Supplied data →
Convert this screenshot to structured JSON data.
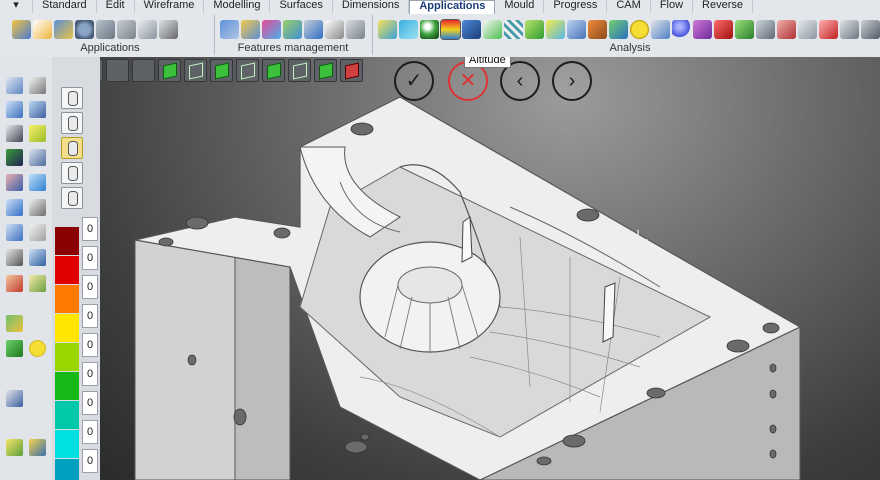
{
  "ribbon": {
    "tabs": [
      {
        "label": "Standard",
        "active": false
      },
      {
        "label": "Edit",
        "active": false
      },
      {
        "label": "Wireframe",
        "active": false
      },
      {
        "label": "Modelling",
        "active": false
      },
      {
        "label": "Surfaces",
        "active": false
      },
      {
        "label": "Dimensions",
        "active": false
      },
      {
        "label": "Applications",
        "active": true
      },
      {
        "label": "Mould",
        "active": false
      },
      {
        "label": "Progress",
        "active": false
      },
      {
        "label": "CAM",
        "active": false
      },
      {
        "label": "Flow",
        "active": false
      },
      {
        "label": "Reverse",
        "active": false
      }
    ],
    "groups": {
      "applications": "Applications",
      "features": "Features management",
      "analysis": "Analysis"
    }
  },
  "tooltip": "Altitude",
  "legend": {
    "values": [
      "0",
      "0",
      "0",
      "0",
      "0",
      "0",
      "0",
      "0",
      "0"
    ],
    "colors": [
      "#8b0000",
      "#e00000",
      "#ff7a00",
      "#ffe600",
      "#9ad600",
      "#18b818",
      "#00c8a8",
      "#00e0e0",
      "#00a0c0"
    ]
  },
  "colors": {
    "accent": "#1a3d7a",
    "cancel": "#dd3333",
    "part": "#e6e6e6"
  },
  "icons": {
    "confirm": "checkmark-icon",
    "cancel": "close-icon",
    "prev": "chevron-left-icon",
    "next": "chevron-right-icon",
    "cursor": "crosshair-cursor-icon"
  },
  "glyphs": {
    "tab_arrow": "▾",
    "confirm": "✓",
    "cancel": "✕",
    "prev": "‹",
    "next": "›"
  }
}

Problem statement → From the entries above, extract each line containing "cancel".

The answer →
    "cancel": "#dd3333",
    "cancel": "close-icon",
    "cancel": "✕",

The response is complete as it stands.